In this post, I explore the captivating world of language manipulation and marketing tactics by making my own thought experiment called "Walker Percy's Hamburger."
|Would you like a yummy hamburger?|
Metaphorical Journey into Authenticity
Picture this: You're cruising down a highway, and suddenly, an image of a perfect, glistening hamburger on a billboard catches your eye. This isn't just any burger; it's an artistic masterpiece that sends your taste buds into a frenzy. It's got glistening lettuce peeking out of the bun, a crispy patty, oozing mayo, and an immaculate spherical bun. This image is so compelling that you find yourself making an unplanned pit stop at the advertised restaurant. However, the reality that awaits you, sadly, is far from the tantalizing image promised. This dichotomy between representation and reality is a phenomenon that American novelist Walker Percy masterfully encapsulated. It also presents a fascinating lens through which we can explore the influence and manipulation of language, especially within the realm of our capitalist consumption.
Walker Percy's Hamburger
Walker Percy's illustration of the mouth-watering burger, which ends in disappointment, serves as a perfect metaphor for how language and marketing tactics can manipulate our expectations. These linguistic structures have a unique way of extending our experiences by luring us with attractive phrases, glamorous pictures, and strategically crafted narratives. One could even say that these structures are filled with what some have coined as "non-content fillables". They don't necessarily provide new information or factual content, yet they prove irresistible. Terms like "popular", "famous", or "most visited" are quintessential examples of these fillables.

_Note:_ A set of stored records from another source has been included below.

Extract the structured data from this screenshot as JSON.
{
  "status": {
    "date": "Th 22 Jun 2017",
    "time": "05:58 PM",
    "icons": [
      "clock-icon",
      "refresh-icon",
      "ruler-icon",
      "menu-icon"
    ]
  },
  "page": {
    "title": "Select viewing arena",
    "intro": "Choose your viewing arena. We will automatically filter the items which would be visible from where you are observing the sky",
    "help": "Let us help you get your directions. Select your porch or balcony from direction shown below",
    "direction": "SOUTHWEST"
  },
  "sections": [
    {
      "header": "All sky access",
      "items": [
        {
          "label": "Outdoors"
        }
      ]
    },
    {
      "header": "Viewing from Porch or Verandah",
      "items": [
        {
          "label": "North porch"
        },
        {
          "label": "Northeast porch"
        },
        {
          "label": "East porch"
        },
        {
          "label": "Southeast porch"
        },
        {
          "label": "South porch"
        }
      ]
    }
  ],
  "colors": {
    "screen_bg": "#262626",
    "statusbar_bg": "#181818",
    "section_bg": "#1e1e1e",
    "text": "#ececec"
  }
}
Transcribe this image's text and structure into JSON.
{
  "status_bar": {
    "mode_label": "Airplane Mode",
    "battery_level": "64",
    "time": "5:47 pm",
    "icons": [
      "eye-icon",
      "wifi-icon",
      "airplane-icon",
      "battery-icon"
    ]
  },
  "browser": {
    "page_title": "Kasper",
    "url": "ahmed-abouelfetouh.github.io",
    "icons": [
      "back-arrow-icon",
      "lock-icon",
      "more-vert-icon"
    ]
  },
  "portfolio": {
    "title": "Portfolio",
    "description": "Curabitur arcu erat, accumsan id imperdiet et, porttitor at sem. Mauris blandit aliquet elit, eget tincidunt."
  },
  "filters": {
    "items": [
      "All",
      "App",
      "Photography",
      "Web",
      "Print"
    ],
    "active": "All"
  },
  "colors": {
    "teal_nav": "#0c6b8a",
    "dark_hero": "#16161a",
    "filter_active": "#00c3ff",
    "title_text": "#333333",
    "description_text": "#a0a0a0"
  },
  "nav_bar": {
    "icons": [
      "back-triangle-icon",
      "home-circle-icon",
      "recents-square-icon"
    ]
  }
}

They aren't verifiable facts or insightful opinions, but they command attention and evoke intrigue, often without any accountability from the advertiser.
This practice extends beyond the fast-food industry and permeates our social world, shaping our perceptions and our consumption patterns. One might argue that these manipulative language structures hinder our ability to experience reality authentically or that they foster distrust. Yet, I propose a different perspective: This phenomenon could also serve as a tool to sharpen our critical thinking. It encourages us to dissect and investigate what's presented to us, essentially turning us into detectives of authenticity in an era of manufactured realities.